The term "Dreadnaught" appears to have only been used by SRECo,
I've never made a major study of the origin of this end design, But I
believe it predates the SREC ownership. Like so many other proprietary
items in the SREC line, it appears it was developed elsewhere, and
purchased and marketed by SREC.
For evidence I present everal photos in the 1931 Car Builders Cyc,
which show the early dreadnaught end, and are captioned ,"Dreadnaught
two piece steel end for box cars. Union Metal Products Co." Standard
Railway Equipment Co. was showing roofs in this edition of the Cyc,
but not ends.
Interestingly, this is the "innie" end, which modelers have been
calling a "reverse Dreadnaught", to differentiate it from the later
ends where the pressings faced outward. Problem is, if this is the
original design, then this should be THE Dreadnaught end, and all the
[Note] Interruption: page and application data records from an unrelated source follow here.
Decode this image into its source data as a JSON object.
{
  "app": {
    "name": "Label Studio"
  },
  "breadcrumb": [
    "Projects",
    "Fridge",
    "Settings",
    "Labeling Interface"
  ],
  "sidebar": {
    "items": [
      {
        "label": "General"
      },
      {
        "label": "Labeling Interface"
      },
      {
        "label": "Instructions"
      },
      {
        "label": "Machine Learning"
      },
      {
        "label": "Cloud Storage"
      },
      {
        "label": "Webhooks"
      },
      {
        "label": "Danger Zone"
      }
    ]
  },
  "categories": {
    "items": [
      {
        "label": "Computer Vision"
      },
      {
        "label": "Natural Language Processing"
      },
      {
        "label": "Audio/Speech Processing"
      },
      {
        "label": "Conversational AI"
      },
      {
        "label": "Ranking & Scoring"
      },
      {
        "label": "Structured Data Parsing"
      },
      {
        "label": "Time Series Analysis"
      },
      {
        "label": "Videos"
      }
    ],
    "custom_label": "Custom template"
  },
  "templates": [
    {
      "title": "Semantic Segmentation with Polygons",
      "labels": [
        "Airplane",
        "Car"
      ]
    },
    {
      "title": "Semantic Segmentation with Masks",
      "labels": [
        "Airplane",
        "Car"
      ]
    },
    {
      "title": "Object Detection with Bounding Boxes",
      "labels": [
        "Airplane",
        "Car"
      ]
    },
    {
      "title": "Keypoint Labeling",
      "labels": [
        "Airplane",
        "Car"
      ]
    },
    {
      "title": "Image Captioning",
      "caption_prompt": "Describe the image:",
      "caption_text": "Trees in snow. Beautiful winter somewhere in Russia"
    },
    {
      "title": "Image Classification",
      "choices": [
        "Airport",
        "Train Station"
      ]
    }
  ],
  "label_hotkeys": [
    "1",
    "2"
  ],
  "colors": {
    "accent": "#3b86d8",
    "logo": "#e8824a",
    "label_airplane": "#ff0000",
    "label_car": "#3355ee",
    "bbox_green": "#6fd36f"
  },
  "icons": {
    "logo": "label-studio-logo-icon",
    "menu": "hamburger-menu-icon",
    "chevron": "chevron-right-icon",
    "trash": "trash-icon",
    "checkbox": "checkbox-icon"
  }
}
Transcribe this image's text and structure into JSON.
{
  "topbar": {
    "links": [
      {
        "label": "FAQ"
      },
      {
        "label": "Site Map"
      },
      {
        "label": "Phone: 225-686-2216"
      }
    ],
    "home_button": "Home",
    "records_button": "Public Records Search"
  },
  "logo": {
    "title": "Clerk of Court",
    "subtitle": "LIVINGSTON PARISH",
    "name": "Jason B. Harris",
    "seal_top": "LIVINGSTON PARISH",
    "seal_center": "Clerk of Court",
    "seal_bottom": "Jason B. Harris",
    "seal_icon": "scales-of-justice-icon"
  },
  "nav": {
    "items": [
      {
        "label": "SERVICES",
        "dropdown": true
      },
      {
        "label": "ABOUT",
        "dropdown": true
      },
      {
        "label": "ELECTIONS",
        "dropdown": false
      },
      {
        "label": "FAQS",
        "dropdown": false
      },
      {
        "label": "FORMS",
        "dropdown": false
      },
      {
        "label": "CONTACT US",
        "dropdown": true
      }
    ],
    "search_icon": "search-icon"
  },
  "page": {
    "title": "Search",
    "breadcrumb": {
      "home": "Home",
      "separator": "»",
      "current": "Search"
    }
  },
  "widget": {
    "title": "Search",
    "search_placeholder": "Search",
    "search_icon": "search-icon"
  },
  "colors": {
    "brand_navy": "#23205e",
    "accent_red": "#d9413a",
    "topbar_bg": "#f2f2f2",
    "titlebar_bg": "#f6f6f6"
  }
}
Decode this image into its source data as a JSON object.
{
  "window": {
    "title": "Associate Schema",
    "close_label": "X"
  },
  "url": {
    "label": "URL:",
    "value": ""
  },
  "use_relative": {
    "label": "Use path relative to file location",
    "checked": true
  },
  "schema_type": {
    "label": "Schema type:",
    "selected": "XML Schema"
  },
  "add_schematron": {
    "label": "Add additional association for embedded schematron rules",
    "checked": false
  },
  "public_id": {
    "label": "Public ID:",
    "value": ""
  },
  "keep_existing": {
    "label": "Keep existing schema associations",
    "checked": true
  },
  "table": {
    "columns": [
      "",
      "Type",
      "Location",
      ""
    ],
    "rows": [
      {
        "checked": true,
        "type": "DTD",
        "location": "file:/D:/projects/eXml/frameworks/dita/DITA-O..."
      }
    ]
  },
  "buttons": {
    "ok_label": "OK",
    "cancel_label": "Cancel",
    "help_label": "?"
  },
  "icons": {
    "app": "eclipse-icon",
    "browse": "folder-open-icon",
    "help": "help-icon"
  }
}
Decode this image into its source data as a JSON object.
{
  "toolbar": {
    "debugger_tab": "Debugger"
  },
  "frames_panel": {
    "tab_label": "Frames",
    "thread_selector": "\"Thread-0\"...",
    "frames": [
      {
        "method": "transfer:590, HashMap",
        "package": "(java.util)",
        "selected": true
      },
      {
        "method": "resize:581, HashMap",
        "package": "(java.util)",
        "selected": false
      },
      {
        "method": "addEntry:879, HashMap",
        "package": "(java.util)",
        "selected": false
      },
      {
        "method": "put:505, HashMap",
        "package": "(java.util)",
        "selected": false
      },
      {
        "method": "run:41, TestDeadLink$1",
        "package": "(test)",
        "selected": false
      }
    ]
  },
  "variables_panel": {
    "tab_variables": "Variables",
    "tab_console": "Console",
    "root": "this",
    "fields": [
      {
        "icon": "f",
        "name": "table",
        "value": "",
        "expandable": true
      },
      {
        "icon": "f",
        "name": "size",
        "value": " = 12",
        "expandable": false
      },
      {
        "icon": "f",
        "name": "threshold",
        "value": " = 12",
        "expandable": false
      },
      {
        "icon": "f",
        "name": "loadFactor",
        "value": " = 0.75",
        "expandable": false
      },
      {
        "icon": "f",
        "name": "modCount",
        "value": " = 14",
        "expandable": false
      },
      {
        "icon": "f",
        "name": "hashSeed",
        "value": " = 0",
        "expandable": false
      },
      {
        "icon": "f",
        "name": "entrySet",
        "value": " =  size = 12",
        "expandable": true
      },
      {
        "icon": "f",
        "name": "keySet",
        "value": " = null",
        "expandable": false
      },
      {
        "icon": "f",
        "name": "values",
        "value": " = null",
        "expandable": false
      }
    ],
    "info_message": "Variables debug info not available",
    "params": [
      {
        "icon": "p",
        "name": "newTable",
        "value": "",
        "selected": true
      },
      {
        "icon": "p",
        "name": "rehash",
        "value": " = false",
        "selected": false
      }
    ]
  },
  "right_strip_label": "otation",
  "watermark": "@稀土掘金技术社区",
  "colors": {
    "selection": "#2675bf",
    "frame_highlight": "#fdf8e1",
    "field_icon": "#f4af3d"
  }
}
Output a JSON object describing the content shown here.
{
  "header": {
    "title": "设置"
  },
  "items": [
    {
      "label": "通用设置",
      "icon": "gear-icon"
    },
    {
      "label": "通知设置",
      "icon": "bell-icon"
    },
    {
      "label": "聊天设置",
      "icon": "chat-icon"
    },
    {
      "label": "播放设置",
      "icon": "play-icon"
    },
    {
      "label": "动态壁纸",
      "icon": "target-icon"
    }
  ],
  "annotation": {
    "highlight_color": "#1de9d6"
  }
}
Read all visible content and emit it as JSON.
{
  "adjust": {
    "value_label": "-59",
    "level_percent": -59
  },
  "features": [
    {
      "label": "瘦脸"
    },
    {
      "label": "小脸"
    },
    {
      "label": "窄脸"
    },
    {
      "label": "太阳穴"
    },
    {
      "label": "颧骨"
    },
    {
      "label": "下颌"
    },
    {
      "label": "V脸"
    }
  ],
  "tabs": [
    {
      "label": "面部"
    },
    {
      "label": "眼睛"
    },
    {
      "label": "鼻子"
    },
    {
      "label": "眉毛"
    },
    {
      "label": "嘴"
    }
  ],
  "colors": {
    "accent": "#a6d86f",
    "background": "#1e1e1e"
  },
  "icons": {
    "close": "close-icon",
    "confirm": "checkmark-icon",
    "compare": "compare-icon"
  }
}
other "outie" ends should be reverse Dreadnaught. Which just points up
the problem with using names devised by modelers; eventually it comes
to light that the assumptions were wrong, and we are stuck with names
that don't accurately describe the hardware, and are confusing as well.